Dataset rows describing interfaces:
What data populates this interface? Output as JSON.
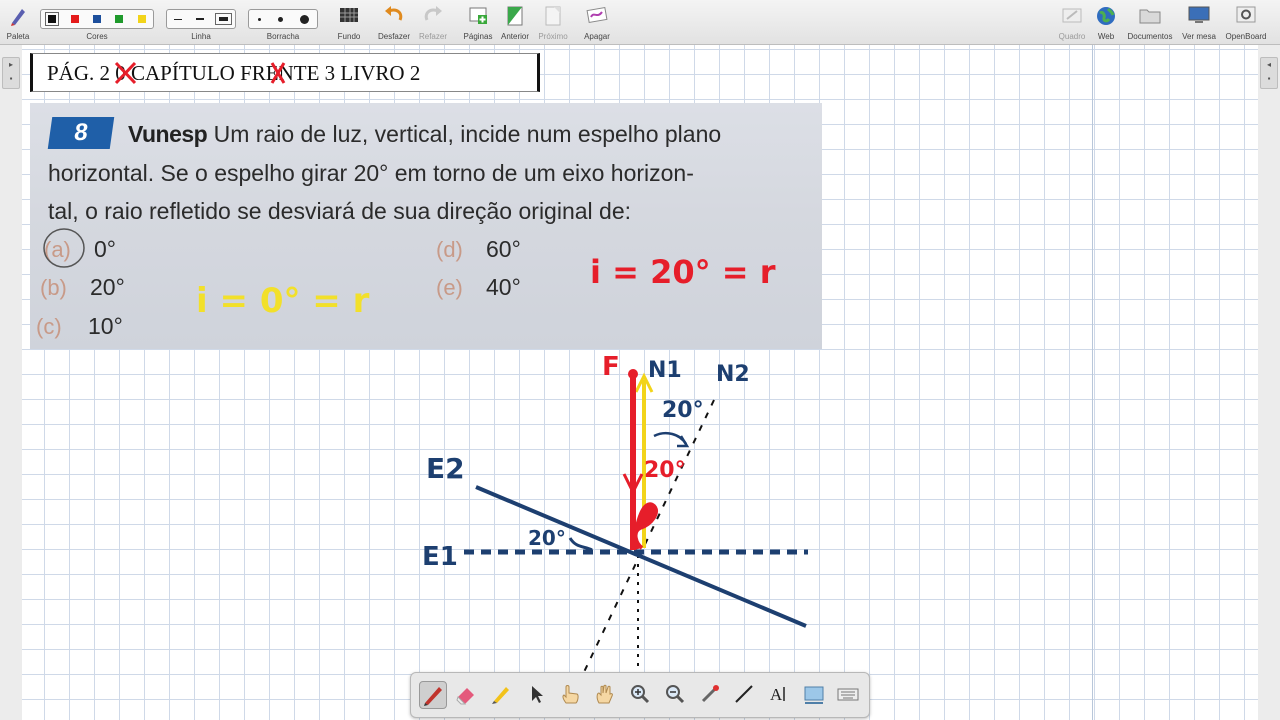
{
  "toolbar": {
    "palette_label": "Paleta",
    "colors_label": "Cores",
    "line_label": "Linha",
    "eraser_label": "Borracha",
    "background_label": "Fundo",
    "undo_label": "Desfazer",
    "redo_label": "Refazer",
    "pages_label": "Páginas",
    "previous_label": "Anterior",
    "next_label": "Próximo",
    "erase_label": "Apagar",
    "board_label": "Quadro",
    "web_label": "Web",
    "documents_label": "Documentos",
    "desktop_label": "Ver mesa",
    "openboard_label": "OpenBoard",
    "colors": [
      "#111111",
      "#e41b1b",
      "#1d4f9c",
      "#1f9a2c",
      "#f2d41a"
    ]
  },
  "header": {
    "text": "PÁG. 2 0  CAPÍTULO   FRENTE 3 LIVRO 2"
  },
  "question": {
    "number": "8",
    "source": "Vunesp",
    "line1": " Um raio de luz, vertical, incide num espelho plano",
    "line2": "horizontal. Se o espelho girar 20° em torno de um eixo horizon-",
    "line3": "tal, o raio refletido se desviará de sua direção original de:",
    "options": [
      {
        "letter": "(a)",
        "value": "0°"
      },
      {
        "letter": "(b)",
        "value": "20°"
      },
      {
        "letter": "(c)",
        "value": "10°"
      },
      {
        "letter": "(d)",
        "value": "60°"
      },
      {
        "letter": "(e)",
        "value": "40°"
      }
    ],
    "annotation_yellow": "i = 0° = r",
    "annotation_red": "i = 20° = r"
  },
  "diagram": {
    "label_F": "F",
    "label_N1": "N1",
    "label_N2": "N2",
    "label_E1": "E1",
    "label_E2": "E2",
    "angle_top": "20°",
    "angle_mid": "20°",
    "angle_mirror": "20°"
  }
}
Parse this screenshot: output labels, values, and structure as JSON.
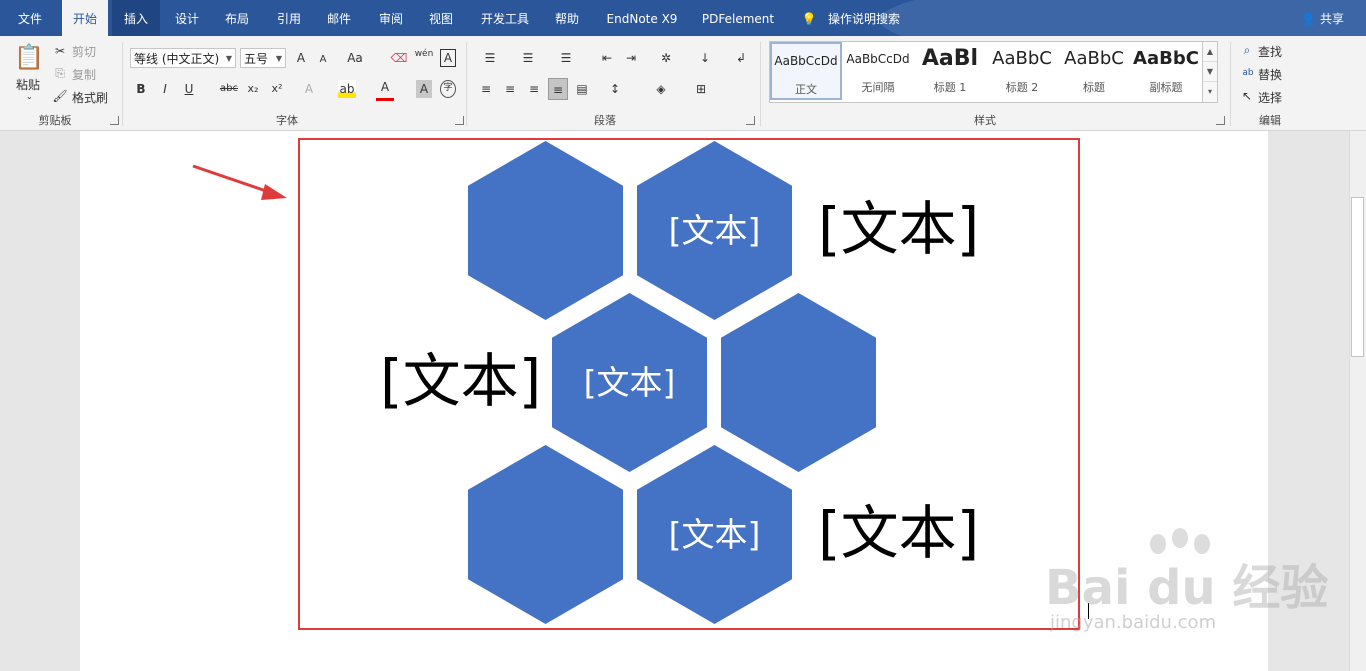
{
  "tabs": [
    {
      "id": "file",
      "label": "文件"
    },
    {
      "id": "home",
      "label": "开始"
    },
    {
      "id": "insert",
      "label": "插入"
    },
    {
      "id": "design",
      "label": "设计"
    },
    {
      "id": "layout",
      "label": "布局"
    },
    {
      "id": "references",
      "label": "引用"
    },
    {
      "id": "mailings",
      "label": "邮件"
    },
    {
      "id": "review",
      "label": "审阅"
    },
    {
      "id": "view",
      "label": "视图"
    },
    {
      "id": "developer",
      "label": "开发工具"
    },
    {
      "id": "help",
      "label": "帮助"
    },
    {
      "id": "endnote",
      "label": "EndNote X9"
    },
    {
      "id": "pdfelement",
      "label": "PDFelement"
    },
    {
      "id": "tellme",
      "label": "操作说明搜索"
    }
  ],
  "share_label": "共享",
  "clipboard": {
    "paste": "粘贴",
    "cut": "剪切",
    "copy": "复制",
    "format_painter": "格式刷",
    "group": "剪贴板"
  },
  "font": {
    "name": "等线 (中文正文)",
    "size": "五号",
    "group": "字体",
    "case": "Aa",
    "phonetic": "wén",
    "bold": "B",
    "italic": "I",
    "underline": "U",
    "strike": "abc",
    "sub": "x₂",
    "sup": "x²",
    "grow": "A",
    "shrink": "A",
    "effects": "A",
    "color_a": "A",
    "shade_a": "A",
    "enclose": "字"
  },
  "paragraph": {
    "group": "段落"
  },
  "styles": {
    "group": "样式",
    "items": [
      {
        "sample": "AaBbCcDd",
        "name": "正文"
      },
      {
        "sample": "AaBbCcDd",
        "name": "无间隔"
      },
      {
        "sample": "AaBl",
        "name": "标题 1"
      },
      {
        "sample": "AaBbC",
        "name": "标题 2"
      },
      {
        "sample": "AaBbC",
        "name": "标题"
      },
      {
        "sample": "AaBbC",
        "name": "副标题"
      }
    ]
  },
  "editing": {
    "find": "查找",
    "replace": "替换",
    "select": "选择",
    "group": "编辑"
  },
  "diagram": {
    "hex_texts": [
      "[文本]",
      "[文本]",
      "[文本]"
    ],
    "side_texts": [
      "[文本]",
      "[文本]",
      "[文本]"
    ]
  },
  "watermark": {
    "main": "Bai du 经验",
    "sub": "jingyan.baidu.com"
  },
  "colors": {
    "accent": "#2b579a",
    "hex_fill": "#4472c4",
    "frame": "#e03b3b"
  }
}
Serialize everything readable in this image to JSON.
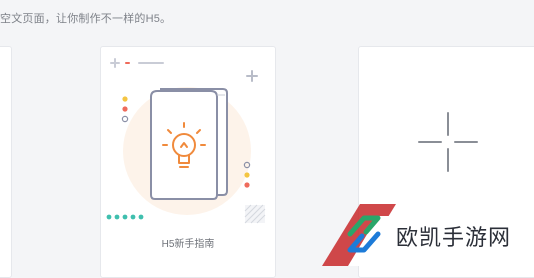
{
  "header": {
    "subtitle": "空文页面，让你制作不一样的H5。"
  },
  "cards": {
    "guide": {
      "label": "H5新手指南"
    }
  },
  "watermark": {
    "brand": "欧凯手游网"
  },
  "colors": {
    "background": "#f4f5f7",
    "card": "#ffffff",
    "border": "#e6e8ec",
    "bulb_orange": "#f08a3c",
    "book_outline": "#8a8fa6",
    "dot_teal": "#3fbfae",
    "dot_yellow": "#f4c542",
    "dot_red": "#ef6b5b",
    "brand_green": "#2aa66a",
    "brand_blue": "#1d7bd8",
    "brand_red": "#c8282a"
  }
}
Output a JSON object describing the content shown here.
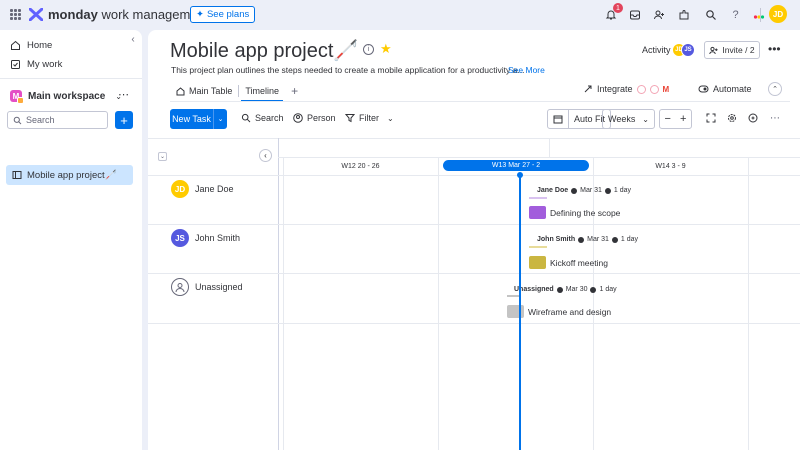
{
  "app": {
    "brand_bold": "monday",
    "brand_light": "work management",
    "see_plans": "See plans",
    "notification_count": "1",
    "user_initials": "JD"
  },
  "sidebar": {
    "home": "Home",
    "my_work": "My work",
    "workspace": "Main workspace",
    "workspace_initial": "M",
    "search_placeholder": "Search",
    "board": "Mobile app project🦯"
  },
  "board": {
    "title": "Mobile app project🦯",
    "description": "This project plan outlines the steps needed to create a mobile application for a productivity a...",
    "see_more": "See More",
    "activity": "Activity",
    "activity_avatars": [
      "JD",
      "JS"
    ],
    "invite": "Invite / 2",
    "tabs": [
      {
        "label": "Main Table"
      },
      {
        "label": "Timeline"
      }
    ],
    "integrate": "Integrate",
    "automate": "Automate"
  },
  "toolbar": {
    "new_task": "New Task",
    "search": "Search",
    "person": "Person",
    "filter": "Filter",
    "auto_fit": "Auto Fit",
    "zoom_unit": "Weeks",
    "minus": "−",
    "plus": "+"
  },
  "timeline": {
    "weeks": [
      "W12 20 - 26",
      "W13 Mar 27 - 2",
      "W14 3 - 9"
    ],
    "current_week_index": 1,
    "rows": [
      {
        "person": "Jane Doe",
        "initials": "JD",
        "avatar_color": "#ffcb00",
        "owner_label": "Jane Doe",
        "date": "Mar 31",
        "duration": "1 day",
        "task": "Defining the scope",
        "color": "#a25ddc"
      },
      {
        "person": "John Smith",
        "initials": "JS",
        "avatar_color": "#5559df",
        "owner_label": "John Smith",
        "date": "Mar 31",
        "duration": "1 day",
        "task": "Kickoff meeting",
        "color": "#cab641"
      },
      {
        "person": "Unassigned",
        "initials": "",
        "avatar_color": "#ffffff",
        "owner_label": "Unassigned",
        "date": "Mar 30",
        "duration": "1 day",
        "task": "Wireframe and design",
        "color": "#c4c4c4"
      }
    ]
  }
}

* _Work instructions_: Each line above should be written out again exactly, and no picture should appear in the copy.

* _Task solution_:
What data populates this interface? Output as JSON.
{
  "toolbar": {
    "palette_label": "Paleta",
    "colors_label": "Cores",
    "line_label": "Linha",
    "eraser_label": "Borracha",
    "background_label": "Fundo",
    "undo_label": "Desfazer",
    "redo_label": "Refazer",
    "pages_label": "Páginas",
    "previous_label": "Anterior",
    "next_label": "Próximo",
    "erase_label": "Apagar",
    "board_label": "Quadro",
    "web_label": "Web",
    "documents_label": "Documentos",
    "desktop_label": "Ver mesa",
    "openboard_label": "OpenBoard",
    "colors": [
      "#111111",
      "#e41b1b",
      "#1d4f9c",
      "#1f9a2c",
      "#f2d41a"
    ]
  },
  "header": {
    "text": "PÁG. 2 0  CAPÍTULO   FRENTE 3 LIVRO 2"
  },
  "question": {
    "number": "8",
    "source": "Vunesp",
    "line1": " Um raio de luz, vertical, incide num espelho plano",
    "line2": "horizontal. Se o espelho girar 20° em torno de um eixo horizon-",
    "line3": "tal, o raio refletido se desviará de sua direção original de:",
    "options": [
      {
        "letter": "(a)",
        "value": "0°"
      },
      {
        "letter": "(b)",
        "value": "20°"
      },
      {
        "letter": "(c)",
        "value": "10°"
      },
      {
        "letter": "(d)",
        "value": "60°"
      },
      {
        "letter": "(e)",
        "value": "40°"
      }
    ],
    "annotation_yellow": "i = 0° = r",
    "annotation_red": "i = 20° = r"
  },
  "diagram": {
    "label_F": "F",
    "label_N1": "N1",
    "label_N2": "N2",
    "label_E1": "E1",
    "label_E2": "E2",
    "angle_top": "20°",
    "angle_mid": "20°",
    "angle_mirror": "20°"
  }
}
Parse this screenshot: output labels, values, and structure as JSON.
{
  "tabs": [
    {
      "id": "file",
      "label": "文件"
    },
    {
      "id": "home",
      "label": "开始"
    },
    {
      "id": "insert",
      "label": "插入"
    },
    {
      "id": "design",
      "label": "设计"
    },
    {
      "id": "layout",
      "label": "布局"
    },
    {
      "id": "references",
      "label": "引用"
    },
    {
      "id": "mailings",
      "label": "邮件"
    },
    {
      "id": "review",
      "label": "审阅"
    },
    {
      "id": "view",
      "label": "视图"
    },
    {
      "id": "developer",
      "label": "开发工具"
    },
    {
      "id": "help",
      "label": "帮助"
    },
    {
      "id": "endnote",
      "label": "EndNote X9"
    },
    {
      "id": "pdfelement",
      "label": "PDFelement"
    },
    {
      "id": "tellme",
      "label": "操作说明搜索"
    }
  ],
  "share_label": "共享",
  "clipboard": {
    "paste": "粘贴",
    "cut": "剪切",
    "copy": "复制",
    "format_painter": "格式刷",
    "group": "剪贴板"
  },
  "font": {
    "name": "等线 (中文正文)",
    "size": "五号",
    "group": "字体",
    "case": "Aa",
    "phonetic": "wén",
    "bold": "B",
    "italic": "I",
    "underline": "U",
    "strike": "abc",
    "sub": "x₂",
    "sup": "x²",
    "grow": "A",
    "shrink": "A",
    "effects": "A",
    "color_a": "A",
    "shade_a": "A",
    "enclose": "字"
  },
  "paragraph": {
    "group": "段落"
  },
  "styles": {
    "group": "样式",
    "items": [
      {
        "sample": "AaBbCcDd",
        "name": "正文"
      },
      {
        "sample": "AaBbCcDd",
        "name": "无间隔"
      },
      {
        "sample": "AaBl",
        "name": "标题 1"
      },
      {
        "sample": "AaBbC",
        "name": "标题 2"
      },
      {
        "sample": "AaBbC",
        "name": "标题"
      },
      {
        "sample": "AaBbC",
        "name": "副标题"
      }
    ]
  },
  "editing": {
    "find": "查找",
    "replace": "替换",
    "select": "选择",
    "group": "编辑"
  },
  "diagram": {
    "hex_texts": [
      "[文本]",
      "[文本]",
      "[文本]"
    ],
    "side_texts": [
      "[文本]",
      "[文本]",
      "[文本]"
    ]
  },
  "watermark": {
    "main": "Bai du 经验",
    "sub": "jingyan.baidu.com"
  },
  "colors": {
    "accent": "#2b579a",
    "hex_fill": "#4472c4",
    "frame": "#e03b3b"
  }
}
Serialize everything readable in this image to JSON.
{
  "header": {
    "subtitle": "空文页面，让你制作不一样的H5。"
  },
  "cards": {
    "guide": {
      "label": "H5新手指南"
    }
  },
  "watermark": {
    "brand": "欧凯手游网"
  },
  "colors": {
    "background": "#f4f5f7",
    "card": "#ffffff",
    "border": "#e6e8ec",
    "bulb_orange": "#f08a3c",
    "book_outline": "#8a8fa6",
    "dot_teal": "#3fbfae",
    "dot_yellow": "#f4c542",
    "dot_red": "#ef6b5b",
    "brand_green": "#2aa66a",
    "brand_blue": "#1d7bd8",
    "brand_red": "#c8282a"
  }
}
Output a JSON object describing the content shown here.
{
  "app": {
    "brand_bold": "monday",
    "brand_light": "work management",
    "see_plans": "See plans",
    "notification_count": "1",
    "user_initials": "JD"
  },
  "sidebar": {
    "home": "Home",
    "my_work": "My work",
    "workspace": "Main workspace",
    "workspace_initial": "M",
    "search_placeholder": "Search",
    "board": "Mobile app project🦯"
  },
  "board": {
    "title": "Mobile app project🦯",
    "description": "This project plan outlines the steps needed to create a mobile application for a productivity a...",
    "see_more": "See More",
    "activity": "Activity",
    "activity_avatars": [
      "JD",
      "JS"
    ],
    "invite": "Invite / 2",
    "tabs": [
      {
        "label": "Main Table"
      },
      {
        "label": "Timeline"
      }
    ],
    "integrate": "Integrate",
    "automate": "Automate"
  },
  "toolbar": {
    "new_task": "New Task",
    "search": "Search",
    "person": "Person",
    "filter": "Filter",
    "auto_fit": "Auto Fit",
    "zoom_unit": "Weeks",
    "minus": "−",
    "plus": "+"
  },
  "timeline": {
    "weeks": [
      "W12 20 - 26",
      "W13 Mar 27 - 2",
      "W14 3 - 9"
    ],
    "current_week_index": 1,
    "rows": [
      {
        "person": "Jane Doe",
        "initials": "JD",
        "avatar_color": "#ffcb00",
        "owner_label": "Jane Doe",
        "date": "Mar 31",
        "duration": "1 day",
        "task": "Defining the scope",
        "color": "#a25ddc"
      },
      {
        "person": "John Smith",
        "initials": "JS",
        "avatar_color": "#5559df",
        "owner_label": "John Smith",
        "date": "Mar 31",
        "duration": "1 day",
        "task": "Kickoff meeting",
        "color": "#cab641"
      },
      {
        "person": "Unassigned",
        "initials": "",
        "avatar_color": "#ffffff",
        "owner_label": "Unassigned",
        "date": "Mar 30",
        "duration": "1 day",
        "task": "Wireframe and design",
        "color": "#c4c4c4"
      }
    ]
  }
}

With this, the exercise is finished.